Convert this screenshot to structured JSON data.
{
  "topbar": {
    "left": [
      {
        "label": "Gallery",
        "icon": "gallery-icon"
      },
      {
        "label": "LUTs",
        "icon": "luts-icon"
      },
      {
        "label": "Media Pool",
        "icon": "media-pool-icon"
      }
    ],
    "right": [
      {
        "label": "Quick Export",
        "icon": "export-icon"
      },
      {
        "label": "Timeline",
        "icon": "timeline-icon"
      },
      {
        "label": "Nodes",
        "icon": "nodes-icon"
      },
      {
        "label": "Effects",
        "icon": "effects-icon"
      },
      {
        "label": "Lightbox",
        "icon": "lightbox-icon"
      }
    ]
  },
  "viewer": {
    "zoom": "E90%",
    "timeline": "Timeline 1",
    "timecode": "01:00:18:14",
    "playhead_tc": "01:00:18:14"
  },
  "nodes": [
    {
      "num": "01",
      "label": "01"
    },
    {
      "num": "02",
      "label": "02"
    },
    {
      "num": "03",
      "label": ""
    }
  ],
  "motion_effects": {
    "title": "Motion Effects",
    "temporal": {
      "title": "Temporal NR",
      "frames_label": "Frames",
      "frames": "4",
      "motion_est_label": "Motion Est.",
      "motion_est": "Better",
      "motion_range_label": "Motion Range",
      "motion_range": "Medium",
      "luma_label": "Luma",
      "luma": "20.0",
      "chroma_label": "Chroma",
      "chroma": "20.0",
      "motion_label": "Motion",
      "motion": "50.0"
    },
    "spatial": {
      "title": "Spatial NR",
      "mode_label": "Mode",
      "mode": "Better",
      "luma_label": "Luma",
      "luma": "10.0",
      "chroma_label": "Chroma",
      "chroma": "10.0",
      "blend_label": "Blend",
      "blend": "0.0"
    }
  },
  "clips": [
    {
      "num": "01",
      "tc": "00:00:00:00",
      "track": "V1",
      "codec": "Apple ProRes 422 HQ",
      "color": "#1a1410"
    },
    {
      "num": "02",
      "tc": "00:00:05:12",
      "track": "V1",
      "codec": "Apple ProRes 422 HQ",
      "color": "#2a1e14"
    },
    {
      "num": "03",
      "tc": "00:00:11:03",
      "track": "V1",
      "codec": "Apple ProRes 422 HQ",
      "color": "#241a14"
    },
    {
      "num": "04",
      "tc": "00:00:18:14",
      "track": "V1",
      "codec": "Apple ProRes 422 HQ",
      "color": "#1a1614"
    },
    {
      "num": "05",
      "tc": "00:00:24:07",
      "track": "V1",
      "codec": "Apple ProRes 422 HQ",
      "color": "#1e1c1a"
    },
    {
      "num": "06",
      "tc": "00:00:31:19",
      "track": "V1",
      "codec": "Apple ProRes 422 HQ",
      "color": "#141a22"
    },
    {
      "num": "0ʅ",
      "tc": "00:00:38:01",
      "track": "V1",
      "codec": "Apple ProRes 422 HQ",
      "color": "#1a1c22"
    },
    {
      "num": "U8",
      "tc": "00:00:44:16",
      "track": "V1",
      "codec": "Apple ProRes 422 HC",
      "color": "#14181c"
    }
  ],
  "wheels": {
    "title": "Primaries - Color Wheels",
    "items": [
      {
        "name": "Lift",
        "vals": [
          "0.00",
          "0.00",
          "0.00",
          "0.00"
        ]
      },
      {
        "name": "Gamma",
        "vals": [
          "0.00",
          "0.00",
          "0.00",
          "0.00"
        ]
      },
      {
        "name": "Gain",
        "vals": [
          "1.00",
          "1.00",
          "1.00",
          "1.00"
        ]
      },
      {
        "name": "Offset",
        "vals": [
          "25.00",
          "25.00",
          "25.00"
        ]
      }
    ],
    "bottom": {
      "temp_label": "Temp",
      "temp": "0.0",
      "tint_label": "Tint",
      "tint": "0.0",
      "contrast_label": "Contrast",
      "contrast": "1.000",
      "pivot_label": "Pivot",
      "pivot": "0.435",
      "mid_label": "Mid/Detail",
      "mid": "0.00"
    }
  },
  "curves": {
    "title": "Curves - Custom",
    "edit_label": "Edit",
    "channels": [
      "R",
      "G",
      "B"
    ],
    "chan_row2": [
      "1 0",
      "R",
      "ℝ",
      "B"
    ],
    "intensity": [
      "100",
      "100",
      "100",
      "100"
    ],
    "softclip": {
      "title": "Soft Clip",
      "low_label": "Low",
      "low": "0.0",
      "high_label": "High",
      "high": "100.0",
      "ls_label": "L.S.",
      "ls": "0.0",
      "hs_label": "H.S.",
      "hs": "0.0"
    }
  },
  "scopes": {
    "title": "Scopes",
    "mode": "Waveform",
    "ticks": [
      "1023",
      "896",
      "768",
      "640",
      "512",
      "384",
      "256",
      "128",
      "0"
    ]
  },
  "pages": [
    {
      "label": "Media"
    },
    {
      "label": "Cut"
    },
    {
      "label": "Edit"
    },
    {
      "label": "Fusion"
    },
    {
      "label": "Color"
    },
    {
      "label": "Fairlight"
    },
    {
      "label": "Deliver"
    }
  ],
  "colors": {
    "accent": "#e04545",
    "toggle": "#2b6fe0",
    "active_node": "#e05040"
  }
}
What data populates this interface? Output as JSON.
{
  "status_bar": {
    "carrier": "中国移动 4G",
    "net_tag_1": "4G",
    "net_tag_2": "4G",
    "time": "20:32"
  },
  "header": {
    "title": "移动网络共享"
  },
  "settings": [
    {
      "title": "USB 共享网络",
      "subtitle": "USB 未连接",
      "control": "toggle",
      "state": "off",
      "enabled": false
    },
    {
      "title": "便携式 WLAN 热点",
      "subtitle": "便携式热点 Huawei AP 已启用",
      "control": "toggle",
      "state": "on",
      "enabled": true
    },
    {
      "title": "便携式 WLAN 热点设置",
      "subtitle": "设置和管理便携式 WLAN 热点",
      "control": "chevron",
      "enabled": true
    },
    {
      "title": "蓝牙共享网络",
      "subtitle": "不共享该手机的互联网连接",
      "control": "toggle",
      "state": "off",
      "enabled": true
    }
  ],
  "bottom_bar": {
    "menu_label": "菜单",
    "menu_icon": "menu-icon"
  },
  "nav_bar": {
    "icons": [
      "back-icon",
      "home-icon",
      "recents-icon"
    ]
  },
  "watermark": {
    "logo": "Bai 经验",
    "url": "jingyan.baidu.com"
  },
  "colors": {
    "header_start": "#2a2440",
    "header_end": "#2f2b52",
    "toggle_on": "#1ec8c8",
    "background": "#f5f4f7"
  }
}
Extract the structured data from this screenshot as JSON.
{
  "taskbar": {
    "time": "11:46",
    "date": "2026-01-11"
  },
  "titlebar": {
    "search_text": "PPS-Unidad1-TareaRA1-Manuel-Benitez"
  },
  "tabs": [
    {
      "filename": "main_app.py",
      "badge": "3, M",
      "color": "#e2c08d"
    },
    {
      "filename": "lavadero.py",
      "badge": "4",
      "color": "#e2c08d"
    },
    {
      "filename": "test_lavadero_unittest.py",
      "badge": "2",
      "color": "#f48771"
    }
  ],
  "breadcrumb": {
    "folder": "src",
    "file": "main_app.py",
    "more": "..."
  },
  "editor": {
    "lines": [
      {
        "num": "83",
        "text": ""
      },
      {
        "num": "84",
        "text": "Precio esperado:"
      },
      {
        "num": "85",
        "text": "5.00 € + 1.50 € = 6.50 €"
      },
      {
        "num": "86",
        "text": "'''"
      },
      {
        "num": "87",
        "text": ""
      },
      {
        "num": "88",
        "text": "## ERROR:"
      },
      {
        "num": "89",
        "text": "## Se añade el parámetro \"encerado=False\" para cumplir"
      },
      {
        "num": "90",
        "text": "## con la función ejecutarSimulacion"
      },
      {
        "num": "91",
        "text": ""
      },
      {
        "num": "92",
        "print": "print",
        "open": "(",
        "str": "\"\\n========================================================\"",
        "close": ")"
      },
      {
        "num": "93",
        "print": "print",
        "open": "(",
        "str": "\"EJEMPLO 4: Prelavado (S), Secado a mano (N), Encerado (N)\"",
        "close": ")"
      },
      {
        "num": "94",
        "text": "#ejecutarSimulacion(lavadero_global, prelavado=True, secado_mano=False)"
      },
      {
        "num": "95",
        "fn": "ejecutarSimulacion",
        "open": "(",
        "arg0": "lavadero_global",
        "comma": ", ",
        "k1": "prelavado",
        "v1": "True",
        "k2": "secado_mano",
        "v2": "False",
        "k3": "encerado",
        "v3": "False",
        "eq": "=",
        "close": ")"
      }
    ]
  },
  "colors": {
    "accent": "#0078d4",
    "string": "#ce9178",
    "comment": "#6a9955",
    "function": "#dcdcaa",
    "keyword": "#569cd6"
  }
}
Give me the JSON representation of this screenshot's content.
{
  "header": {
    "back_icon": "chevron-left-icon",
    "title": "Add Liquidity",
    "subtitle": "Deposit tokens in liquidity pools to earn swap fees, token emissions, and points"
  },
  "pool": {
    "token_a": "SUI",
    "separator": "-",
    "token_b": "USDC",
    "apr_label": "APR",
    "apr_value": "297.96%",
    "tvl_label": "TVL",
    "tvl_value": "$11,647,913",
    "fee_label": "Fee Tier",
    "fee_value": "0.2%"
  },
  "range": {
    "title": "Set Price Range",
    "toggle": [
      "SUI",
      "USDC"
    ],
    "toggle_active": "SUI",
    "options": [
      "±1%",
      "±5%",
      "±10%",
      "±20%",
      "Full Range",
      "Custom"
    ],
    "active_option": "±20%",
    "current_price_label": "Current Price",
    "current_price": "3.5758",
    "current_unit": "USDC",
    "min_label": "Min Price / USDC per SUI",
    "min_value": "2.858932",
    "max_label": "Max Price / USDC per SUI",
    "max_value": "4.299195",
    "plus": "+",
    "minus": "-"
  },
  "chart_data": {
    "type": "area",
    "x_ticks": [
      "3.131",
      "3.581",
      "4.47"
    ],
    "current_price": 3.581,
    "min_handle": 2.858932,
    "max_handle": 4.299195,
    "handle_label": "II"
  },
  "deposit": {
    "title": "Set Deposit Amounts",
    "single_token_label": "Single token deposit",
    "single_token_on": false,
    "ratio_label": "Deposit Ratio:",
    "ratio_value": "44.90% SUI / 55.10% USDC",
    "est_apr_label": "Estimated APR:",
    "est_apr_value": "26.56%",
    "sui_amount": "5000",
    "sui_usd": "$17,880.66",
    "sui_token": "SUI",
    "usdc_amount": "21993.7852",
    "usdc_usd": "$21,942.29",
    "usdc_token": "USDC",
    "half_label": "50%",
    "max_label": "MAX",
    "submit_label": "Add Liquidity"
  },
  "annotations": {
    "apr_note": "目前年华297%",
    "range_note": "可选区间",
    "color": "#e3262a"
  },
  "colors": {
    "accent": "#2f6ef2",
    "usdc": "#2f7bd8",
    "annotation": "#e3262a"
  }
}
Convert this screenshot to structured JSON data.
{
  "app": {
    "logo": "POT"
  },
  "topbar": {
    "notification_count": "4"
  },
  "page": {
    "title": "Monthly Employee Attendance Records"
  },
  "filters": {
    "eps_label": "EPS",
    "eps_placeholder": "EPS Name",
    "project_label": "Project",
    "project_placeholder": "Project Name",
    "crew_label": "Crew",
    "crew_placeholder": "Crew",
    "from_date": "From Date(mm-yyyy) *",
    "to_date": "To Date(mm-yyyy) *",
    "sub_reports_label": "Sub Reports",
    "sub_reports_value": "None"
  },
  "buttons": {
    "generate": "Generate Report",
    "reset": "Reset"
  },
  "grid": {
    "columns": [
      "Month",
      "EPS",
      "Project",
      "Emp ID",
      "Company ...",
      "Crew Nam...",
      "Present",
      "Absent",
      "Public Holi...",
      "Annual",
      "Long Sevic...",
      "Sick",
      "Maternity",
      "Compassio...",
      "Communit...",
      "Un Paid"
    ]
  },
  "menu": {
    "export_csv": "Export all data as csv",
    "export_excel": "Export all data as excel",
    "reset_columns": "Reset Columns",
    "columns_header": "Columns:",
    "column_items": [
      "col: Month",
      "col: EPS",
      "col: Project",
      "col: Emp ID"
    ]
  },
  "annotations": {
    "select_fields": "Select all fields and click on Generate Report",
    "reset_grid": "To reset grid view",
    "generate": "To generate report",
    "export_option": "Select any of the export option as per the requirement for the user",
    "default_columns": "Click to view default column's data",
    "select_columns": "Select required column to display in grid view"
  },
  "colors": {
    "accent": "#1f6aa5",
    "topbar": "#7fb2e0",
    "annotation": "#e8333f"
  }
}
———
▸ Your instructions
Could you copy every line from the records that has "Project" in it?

▸ Exercise solution
    "project_label": "Project",
    "project_placeholder": "Project Name",
      "Project",
      "col: Project",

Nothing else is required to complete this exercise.